First Things First by Pepper Phillips
First things first when developing your novel.
You have the idea. But is it a big enough idea for writing a novel, a novella, a short story?
Let me take you through the steps to determine if you have a viable project.
I have a spreadsheet, those that know me know I LOVE spreadsheets. I have one for each manuscript and this is what is under the first tab. I’ve gained the questions over many years and have updated them whenever I feel I’m missing something or that the information will help me.
If you don’t know the answer to the question, you can come back to it when you have the answer.
Title of book. (Dirty Dancing was the title of the movie, it’s all they had. They developed the story to fit the title.)
What is the initial idea?
What story character would most be effected by this?
What about the character or idea do you like?
Premise. (According to James Frey, in How to Write Damn Good Novel, a premise is “a statement of what happens to the characters as a result of the core conflict in the story.”)
What’s the one/or more word that expresses this story? (Theme-“ Common themes, particularly in romance novels, are trust, self-acceptance, faith, and forgiveness. The easiest way to figure out your theme is to go back to your premise. Premise and theme are usually closely related.” ~ Emily McKay)
Possible “hooks” to sell the story. (Long lost love, unknown baby, amnesia, use these when you send information to an editor/agent.)

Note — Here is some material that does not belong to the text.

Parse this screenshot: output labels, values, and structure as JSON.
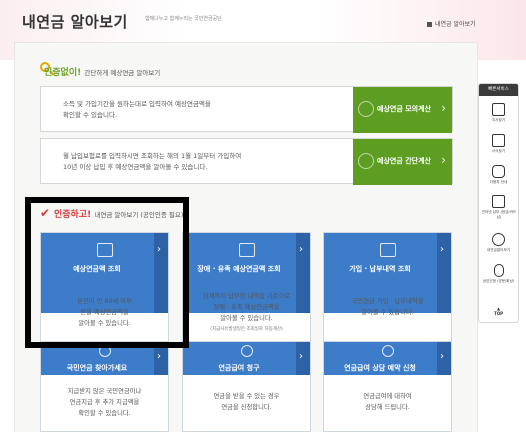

One sentence summary. (15 words or less. What does the character want?)
Which character has the most to win?
Which character has the most to lose?
Real conflict involves important issues. What’s at stake? What do both hero and heroine want, but only one can have? What do they both want so badly they have to work together to get it? (If you can’t state in one sentence why your hero and heroine need each other, perhaps that force needs redefining.)
One line blurb. (Use one line blurb in your signature line when the book comes out.)
Write one sentence with story set-up.
Write one sentence of end of Act One – First Disaster (should be at 1/4 of book).
Write one sentence of end of Act Two – Second Disaster (at 3/4 of book).
Write one sentence of end of Act Three – Third Disaster (Dark Moment – last 5-10% of book.
Write one sentence on the ending.
Write one paragraph on each of the above. Now you have a short and long version. The long version can be used to send out query/proposal letters. If you put the ‘hooks’ – as many as three, at the bottom it will let the editor/agent know where to market the story. A well-published author does this before she writes the story, her editor/agent tells her which story (or stories) that she’s interested in, and the author gets to work writing the book. She generally sends in three queries/proposals at a time.
The rest of the spreadsheet.
The spreadsheet goes on to different tabs to do complete character descriptions on both the heroine and the hero, and the villain if they have a big part in the story.
There are tabs to outline the story in scene and sequel, which I find eliminated writer’s block.
There’s a character tab, where all the characters are listed. On another spreadsheet for a series, I have those characters listed, with descriptions and what book they are in, it really makes life easier for the writer.
There is a Archetype tab, where I can refresh my memory and choose if my heroine is a seductress or librarian, I have both the heroine, hero and villain archetypes to select from.
A timeline tab is essential. Nothing makes a reader want to throw a book against the wall (or delete it from their ereader) when the author mixes up the years when certain things happen. Avoid it by using a timeline.
Research is essential, even in contemporaries. I’d read where one editor contacted the author and didn’t believe her research was correct. The author knew it was, but couldn’t find the location where she obtained the information. Don’t stall your book. Keep those references in one location, and the spreadsheet is the way to go.
There is a writing progress tab, where daily progress is kept until the book is done.
The Editing Process had 335 different lines. Daunting, but really helps when editing. Overused or uncessarary words are listed there. (Such as ‘just’…eliminate all except if in dialogue.)
At the end is information on where the manuscript is sent, either to contests, editor or agents, the date, when received/answered and the results.
As I stated before, I love spreadsheets. They keep me on track. If you haven’t tried one, try one to see if you have a story or an idea.
More About the Author
Pepper Phillips is a retired Nursing Home Administrator. Married to her high school sweetheart, they raised six kids in two batches. Five in the first batch, and a late baby born seventeen years after his brother. A transported Northwestern girl, she’s found Louisiana an amusing place to live and sets all her stories there.
Pepper’s first book: The Devil Has Dimples, is available in print and ebook.
In the Deep South, one of the first questions asked when meeting someone new in a small town is, “Who’s your daddy?” The answer defines you as a person. Not knowing is disheartening.
Sara McLaughlin never knew she was adopted and is stunned to realize that if she wants to find out the questions burning in her brain as to the ‘why’ she was given up at birth, and who her father might be, she has to live in her birth mother’s apartment for the next six weeks.
Grant St. Romain, attorney, is supposed to be helping, but the hunky dimpled devil is making her mind think of other things.
Can she find the truth? Or will she break her heart trying to find out the answers in Boggy Bayou, where many secrets are hidden?